• Task directions
Your response should be the complete listing, copied exactly.

• Input
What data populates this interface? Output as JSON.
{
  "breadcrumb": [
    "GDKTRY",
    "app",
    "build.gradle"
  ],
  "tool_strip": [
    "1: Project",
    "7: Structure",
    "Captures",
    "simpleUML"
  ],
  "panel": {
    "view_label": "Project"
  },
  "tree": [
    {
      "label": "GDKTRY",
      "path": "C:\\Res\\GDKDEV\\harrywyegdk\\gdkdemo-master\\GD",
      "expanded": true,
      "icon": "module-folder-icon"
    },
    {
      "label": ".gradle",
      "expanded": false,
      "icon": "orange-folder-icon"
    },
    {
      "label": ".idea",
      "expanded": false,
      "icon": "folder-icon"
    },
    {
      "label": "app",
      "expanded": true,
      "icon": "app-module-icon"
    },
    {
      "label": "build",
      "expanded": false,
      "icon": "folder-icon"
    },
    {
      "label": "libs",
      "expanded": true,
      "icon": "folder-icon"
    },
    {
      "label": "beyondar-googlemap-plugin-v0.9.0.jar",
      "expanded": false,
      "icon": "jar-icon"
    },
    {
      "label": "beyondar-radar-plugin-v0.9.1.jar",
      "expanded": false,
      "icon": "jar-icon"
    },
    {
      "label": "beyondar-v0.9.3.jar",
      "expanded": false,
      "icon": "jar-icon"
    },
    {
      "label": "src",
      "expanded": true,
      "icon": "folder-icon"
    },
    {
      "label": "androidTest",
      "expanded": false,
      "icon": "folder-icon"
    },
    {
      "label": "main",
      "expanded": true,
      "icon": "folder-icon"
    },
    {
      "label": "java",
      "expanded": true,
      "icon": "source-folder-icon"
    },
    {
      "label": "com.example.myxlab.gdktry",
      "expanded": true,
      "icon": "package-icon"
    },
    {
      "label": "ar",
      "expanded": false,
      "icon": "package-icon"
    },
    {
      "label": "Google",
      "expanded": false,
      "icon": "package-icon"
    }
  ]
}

• Exercise answer
What data populates this interface? Output as JSON.
{
  "breadcrumb": [
    "GDKTRY",
    "app",
    "build.gradle"
  ],
  "tool_strip": [
    "1: Project",
    "7: Structure",
    "Captures",
    "simpleUML"
  ],
  "panel": {
    "view_label": "Project"
  },
  "tree": [
    {
      "label": "GDKTRY",
      "path": "C:\\Res\\GDKDEV\\harrywyegdk\\gdkdemo-master\\GD",
      "expanded": true,
      "icon": "module-folder-icon"
    },
    {
      "label": ".gradle",
      "expanded": false,
      "icon": "orange-folder-icon"
    },
    {
      "label": ".idea",
      "expanded": false,
      "icon": "folder-icon"
    },
    {
      "label": "app",
      "expanded": true,
      "icon": "app-module-icon"
    },
    {
      "label": "build",
      "expanded": false,
      "icon": "folder-icon"
    },
    {
      "label": "libs",
      "expanded": true,
      "icon": "folder-icon"
    },
    {
      "label": "beyondar-googlemap-plugin-v0.9.0.jar",
      "expanded": false,
      "icon": "jar-icon"
    },
    {
      "label": "beyondar-radar-plugin-v0.9.1.jar",
      "expanded": false,
      "icon": "jar-icon"
    },
    {
      "label": "beyondar-v0.9.3.jar",
      "expanded": false,
      "icon": "jar-icon"
    },
    {
      "label": "src",
      "expanded": true,
      "icon": "folder-icon"
    },
    {
      "label": "androidTest",
      "expanded": false,
      "icon": "folder-icon"
    },
    {
      "label": "main",
      "expanded": true,
      "icon": "folder-icon"
    },
    {
      "label": "java",
      "expanded": true,
      "icon": "source-folder-icon"
    },
    {
      "label": "com.example.myxlab.gdktry",
      "expanded": true,
      "icon": "package-icon"
    },
    {
      "label": "ar",
      "expanded": false,
      "icon": "package-icon"
    },
    {
      "label": "Google",
      "expanded": false,
      "icon": "package-icon"
    }
  ]
}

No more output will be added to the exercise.